Your instructions: Go through the entries and copy every line that has the string "Learn" in it.

Material shown:
------------------------
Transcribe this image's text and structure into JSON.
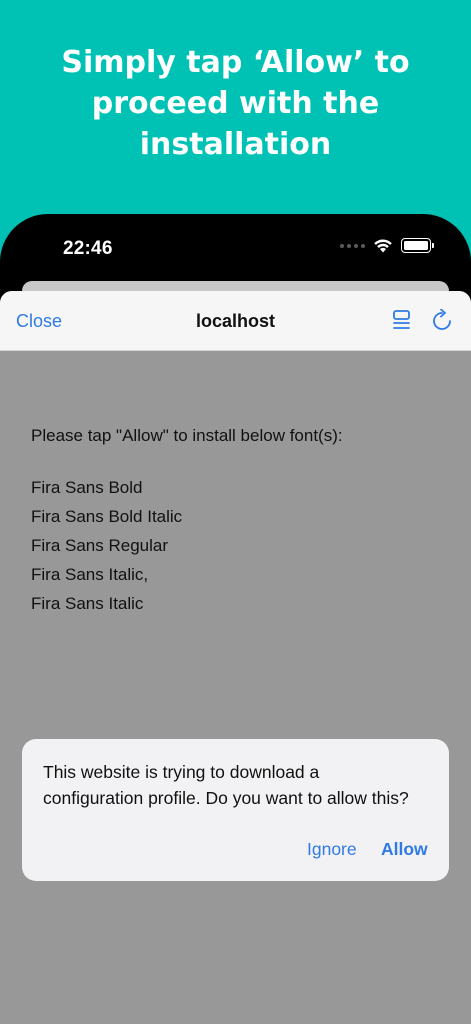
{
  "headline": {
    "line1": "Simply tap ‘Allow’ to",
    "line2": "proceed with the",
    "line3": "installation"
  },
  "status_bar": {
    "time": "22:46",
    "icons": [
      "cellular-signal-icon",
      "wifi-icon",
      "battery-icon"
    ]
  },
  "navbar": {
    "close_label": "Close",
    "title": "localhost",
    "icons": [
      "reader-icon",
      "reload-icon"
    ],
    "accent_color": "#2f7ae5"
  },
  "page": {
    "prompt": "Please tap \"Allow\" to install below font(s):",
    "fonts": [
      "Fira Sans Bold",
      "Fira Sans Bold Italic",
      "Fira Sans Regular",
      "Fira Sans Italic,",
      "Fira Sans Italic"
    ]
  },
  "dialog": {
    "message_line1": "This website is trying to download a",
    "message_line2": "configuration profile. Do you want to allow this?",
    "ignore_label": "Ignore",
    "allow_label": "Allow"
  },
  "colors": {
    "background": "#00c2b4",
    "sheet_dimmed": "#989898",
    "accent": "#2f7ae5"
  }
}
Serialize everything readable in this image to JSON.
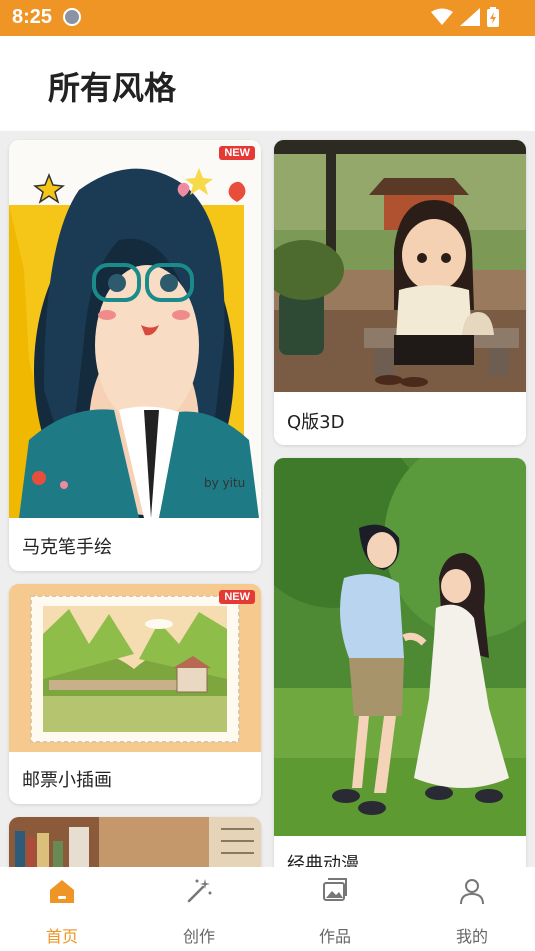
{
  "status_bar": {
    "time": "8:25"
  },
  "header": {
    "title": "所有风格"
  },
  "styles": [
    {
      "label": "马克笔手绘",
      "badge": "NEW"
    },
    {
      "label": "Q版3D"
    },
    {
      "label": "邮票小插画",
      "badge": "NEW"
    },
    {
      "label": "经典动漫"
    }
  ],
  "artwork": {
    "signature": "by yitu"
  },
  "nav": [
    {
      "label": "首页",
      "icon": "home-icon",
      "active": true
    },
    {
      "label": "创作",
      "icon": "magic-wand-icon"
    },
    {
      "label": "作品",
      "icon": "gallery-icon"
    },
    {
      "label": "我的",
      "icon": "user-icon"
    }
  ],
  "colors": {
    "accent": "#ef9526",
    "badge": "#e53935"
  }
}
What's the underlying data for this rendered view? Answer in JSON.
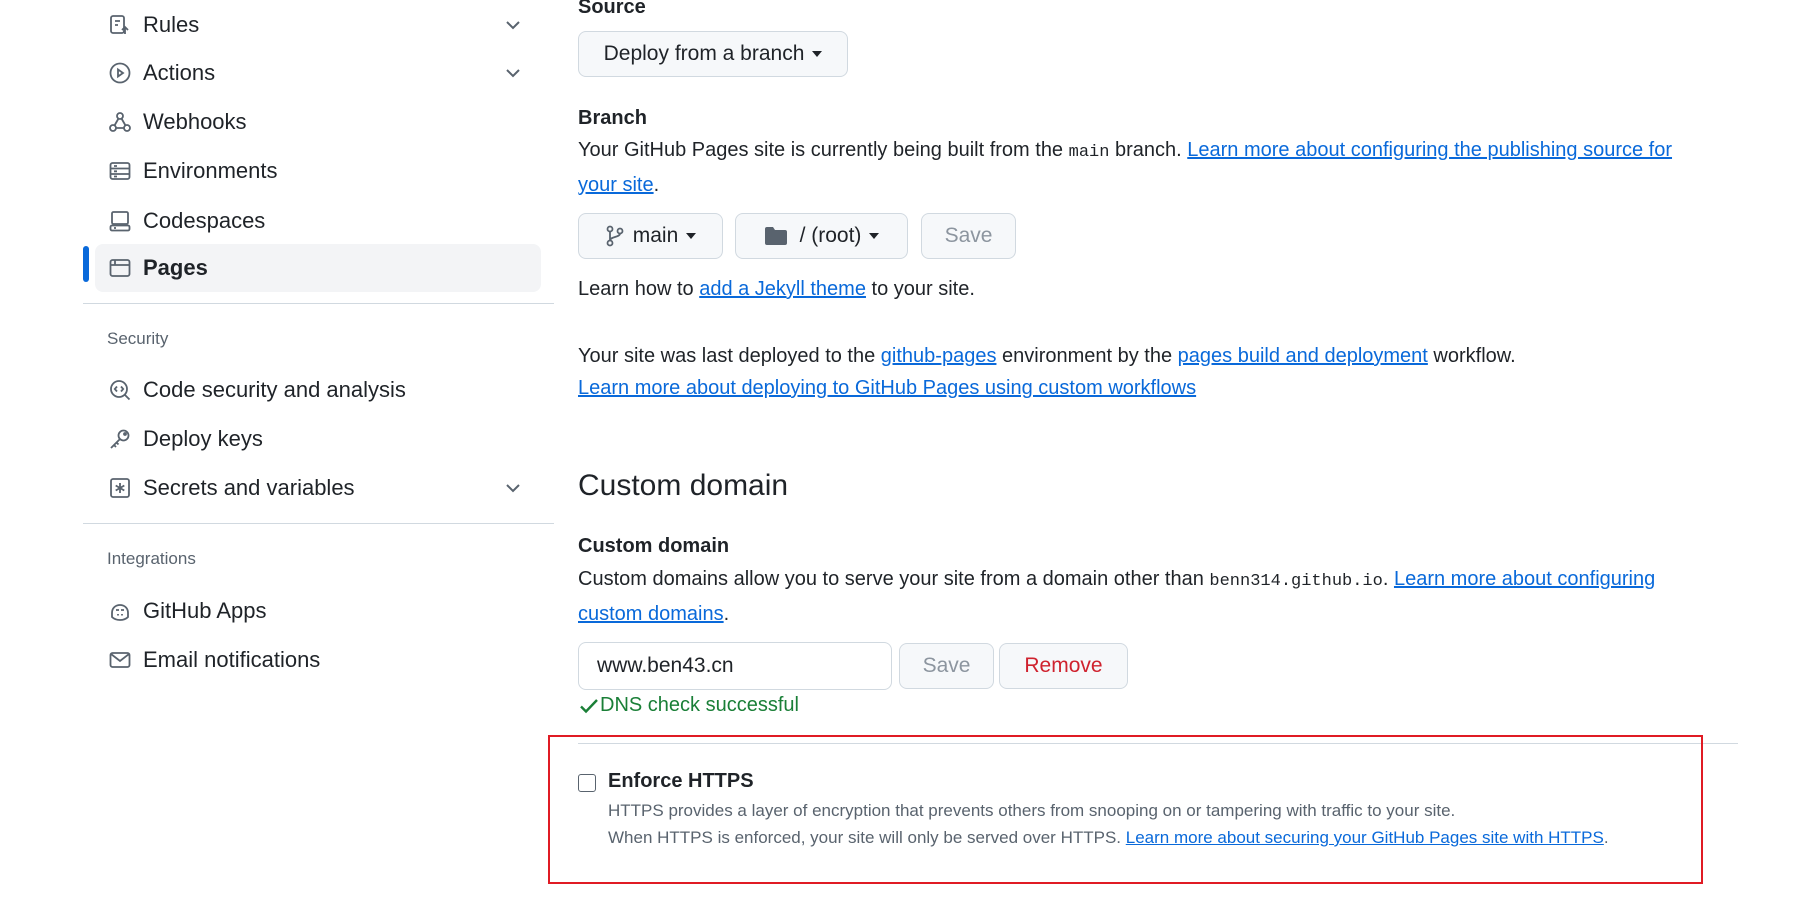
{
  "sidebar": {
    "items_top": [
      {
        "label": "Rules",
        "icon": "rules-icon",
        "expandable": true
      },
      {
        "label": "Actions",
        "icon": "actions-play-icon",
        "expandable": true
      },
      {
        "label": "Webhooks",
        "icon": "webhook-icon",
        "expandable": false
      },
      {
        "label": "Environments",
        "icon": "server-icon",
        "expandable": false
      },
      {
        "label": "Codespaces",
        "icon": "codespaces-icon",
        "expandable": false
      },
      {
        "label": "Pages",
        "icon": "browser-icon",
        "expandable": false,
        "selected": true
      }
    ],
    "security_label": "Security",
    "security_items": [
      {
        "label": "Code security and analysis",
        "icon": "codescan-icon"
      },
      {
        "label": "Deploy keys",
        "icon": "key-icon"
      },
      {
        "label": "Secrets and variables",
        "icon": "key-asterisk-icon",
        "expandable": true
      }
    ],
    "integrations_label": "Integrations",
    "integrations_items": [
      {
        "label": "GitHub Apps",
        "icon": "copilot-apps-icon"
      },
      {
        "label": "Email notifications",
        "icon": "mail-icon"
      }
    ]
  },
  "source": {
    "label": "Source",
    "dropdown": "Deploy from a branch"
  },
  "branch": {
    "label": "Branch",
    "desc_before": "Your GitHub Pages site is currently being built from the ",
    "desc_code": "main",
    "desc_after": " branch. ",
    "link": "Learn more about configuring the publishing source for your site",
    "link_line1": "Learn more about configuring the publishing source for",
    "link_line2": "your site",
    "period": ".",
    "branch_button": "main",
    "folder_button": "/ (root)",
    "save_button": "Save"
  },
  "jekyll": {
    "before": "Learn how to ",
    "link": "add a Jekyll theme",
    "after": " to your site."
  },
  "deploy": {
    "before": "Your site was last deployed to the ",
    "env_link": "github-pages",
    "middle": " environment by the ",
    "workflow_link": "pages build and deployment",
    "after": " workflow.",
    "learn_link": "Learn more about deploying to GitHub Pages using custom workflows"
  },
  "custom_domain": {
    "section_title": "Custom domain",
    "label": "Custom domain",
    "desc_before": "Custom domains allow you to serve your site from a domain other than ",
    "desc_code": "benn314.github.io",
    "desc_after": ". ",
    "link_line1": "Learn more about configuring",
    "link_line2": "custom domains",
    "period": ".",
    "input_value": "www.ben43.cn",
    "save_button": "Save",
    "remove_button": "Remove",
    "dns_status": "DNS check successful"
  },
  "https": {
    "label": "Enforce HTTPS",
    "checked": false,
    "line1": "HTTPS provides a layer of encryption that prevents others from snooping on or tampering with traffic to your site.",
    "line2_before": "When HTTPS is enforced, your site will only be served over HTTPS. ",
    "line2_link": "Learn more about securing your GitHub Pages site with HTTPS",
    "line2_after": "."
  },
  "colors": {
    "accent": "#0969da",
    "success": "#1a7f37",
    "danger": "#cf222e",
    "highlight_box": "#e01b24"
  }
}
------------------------
Output:
    "link": "Learn more about configuring the publishing source for your site",
    "link_line1": "Learn more about configuring the publishing source for",
    "before": "Learn how to ",
    "learn_link": "Learn more about deploying to GitHub Pages using custom workflows"
    "link_line1": "Learn more about configuring",
    "line2_link": "Learn more about securing your GitHub Pages site with HTTPS",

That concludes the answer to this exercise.